TASK REQUIREMENTS
Please report each line in the material below that includes "JSON".

MATERIAL PROVIDED

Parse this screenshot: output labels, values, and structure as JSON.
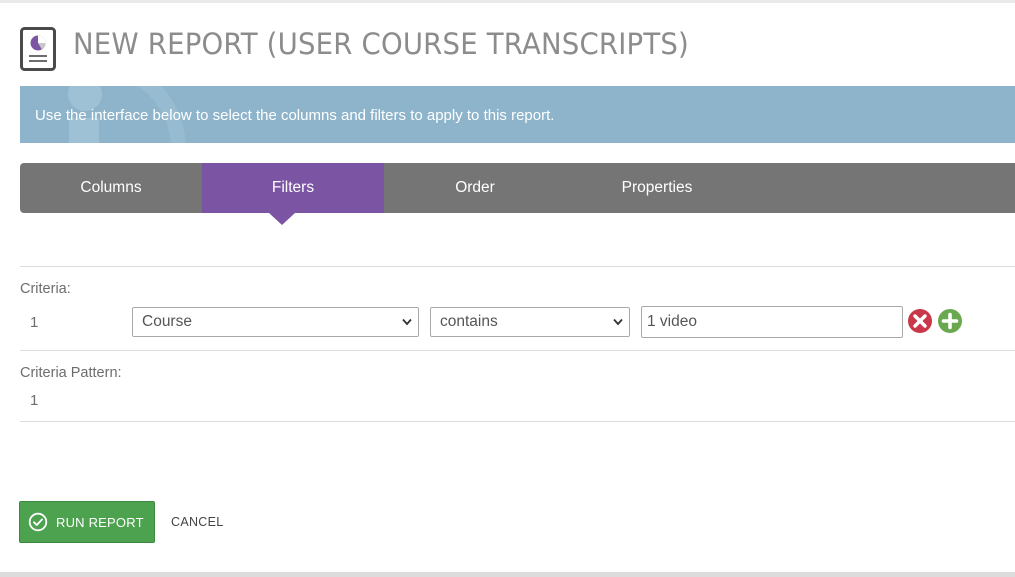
{
  "header": {
    "title": "NEW REPORT (USER COURSE TRANSCRIPTS)",
    "icon": "report-pie-icon"
  },
  "banner": {
    "text": "Use the interface below to select the columns and filters to apply to this report.",
    "icon": "info-icon"
  },
  "tabs": [
    {
      "label": "Columns",
      "active": false
    },
    {
      "label": "Filters",
      "active": true
    },
    {
      "label": "Order",
      "active": false
    },
    {
      "label": "Properties",
      "active": false
    }
  ],
  "criteria": {
    "label": "Criteria:",
    "rows": [
      {
        "number": "1",
        "field": "Course",
        "operator": "contains",
        "value": "1 video"
      }
    ]
  },
  "criteria_pattern": {
    "label": "Criteria Pattern:",
    "value": "1"
  },
  "actions": {
    "run_label": "RUN REPORT",
    "cancel_label": "CANCEL"
  },
  "colors": {
    "tab_active": "#7b54a4",
    "tab_bar": "#757575",
    "banner": "#8db4cb",
    "run_button": "#4ca24e",
    "remove_icon": "#c8384a",
    "add_icon": "#6aa84f"
  }
}
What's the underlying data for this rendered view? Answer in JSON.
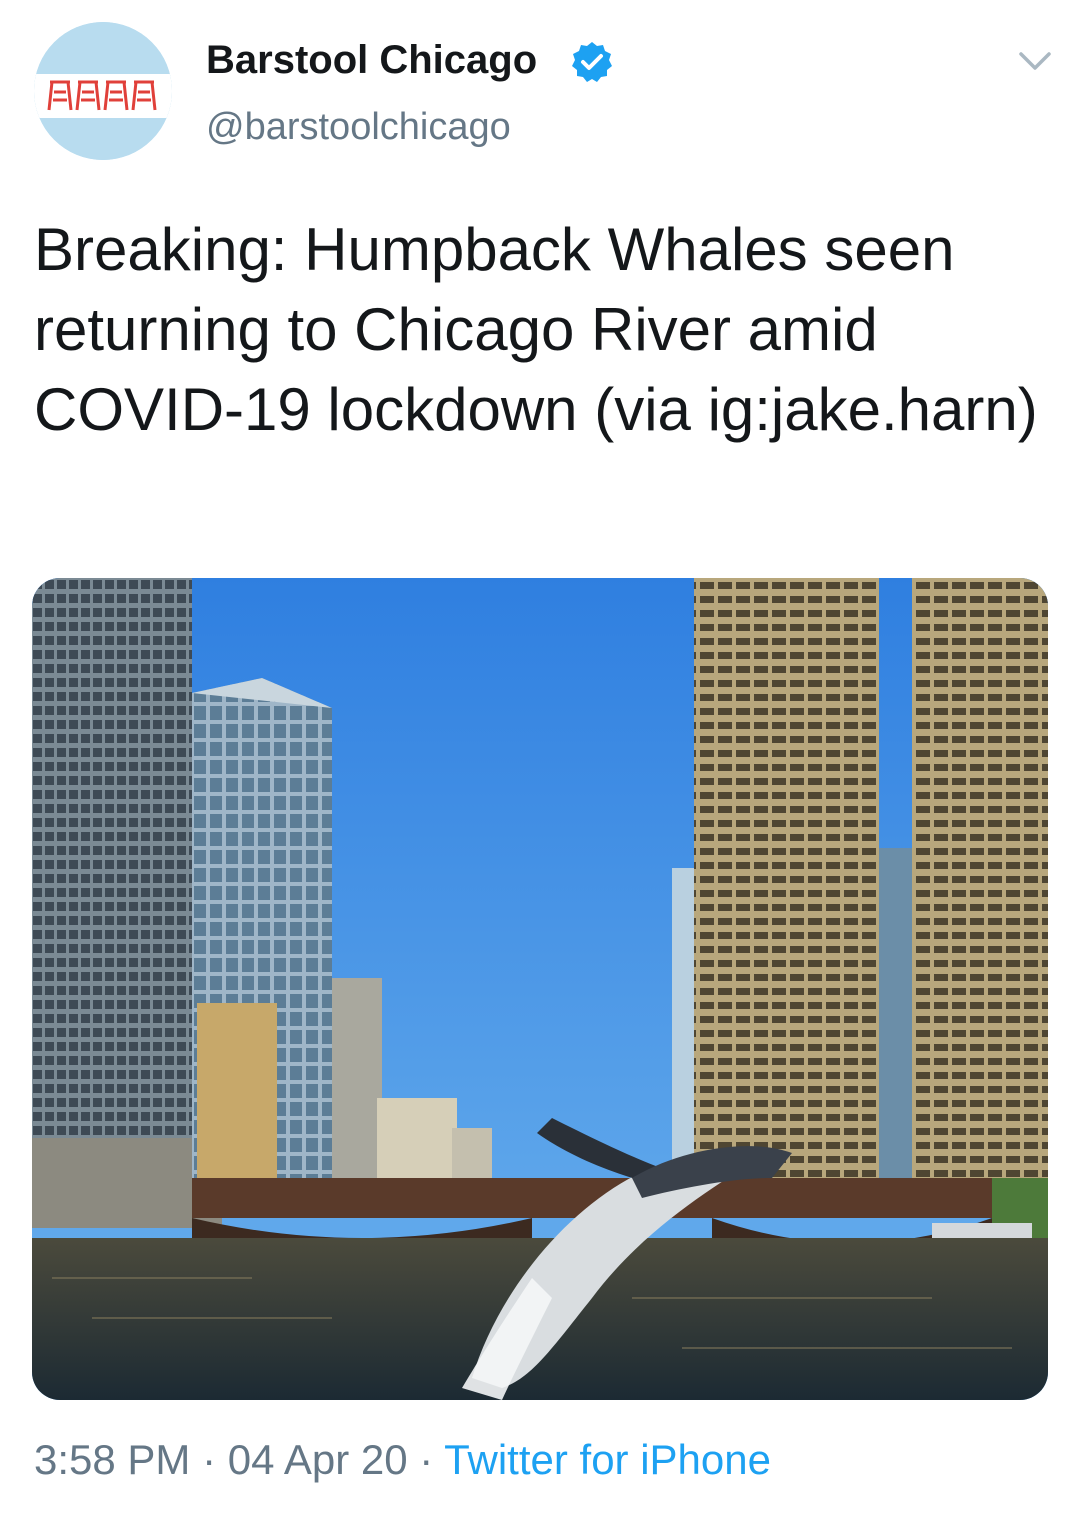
{
  "author": {
    "display_name": "Barstool Chicago",
    "handle": "@barstoolchicago",
    "verified": true,
    "avatar_icon": "barstool-stools-logo"
  },
  "tweet": {
    "text": "Breaking: Humpback Whales seen returning to Chicago River amid COVID-19 lockdown (via ig:jake.harn)"
  },
  "media": {
    "alt": "Humpback whale breaching in the Chicago River between skyscrapers"
  },
  "meta": {
    "time": "3:58 PM",
    "separator": "·",
    "date": "04 Apr 20",
    "source": "Twitter for iPhone"
  },
  "colors": {
    "accent": "#1da1f2",
    "secondary_text": "#657786",
    "avatar_bg": "#b8dcef",
    "logo_red": "#e0403a"
  },
  "icons": {
    "verified": "verified-badge-icon",
    "menu": "chevron-down-icon"
  }
}
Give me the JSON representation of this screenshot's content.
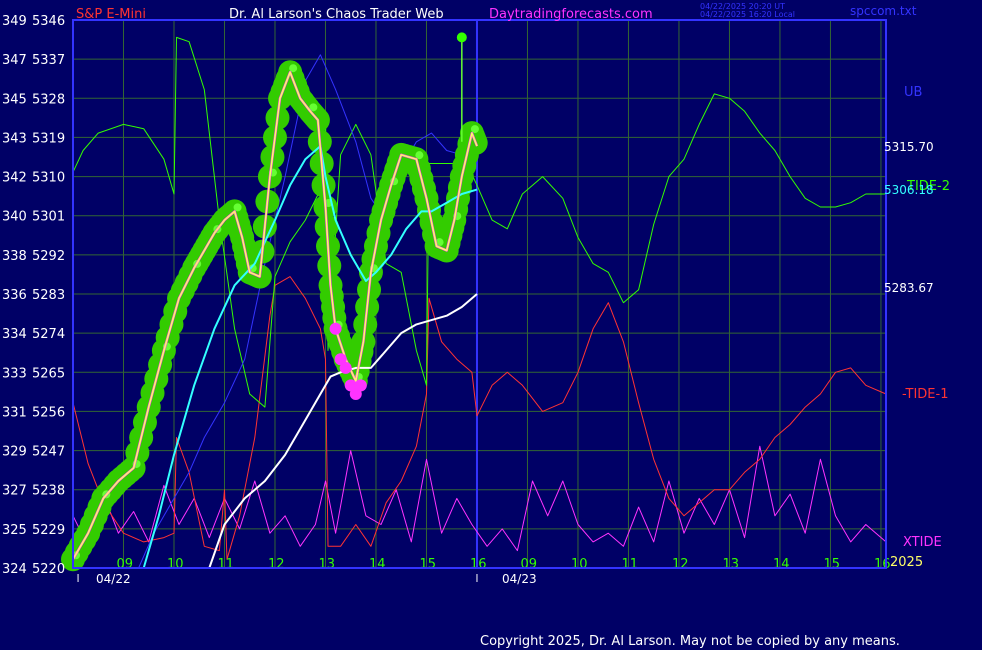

WRITTEN REPLY
Parse this screenshot: output labels, values, and structure as JSON.
What's the underlying data for this rendered view? Answer in JSON.
Give me the JSON representation of this screenshot's content.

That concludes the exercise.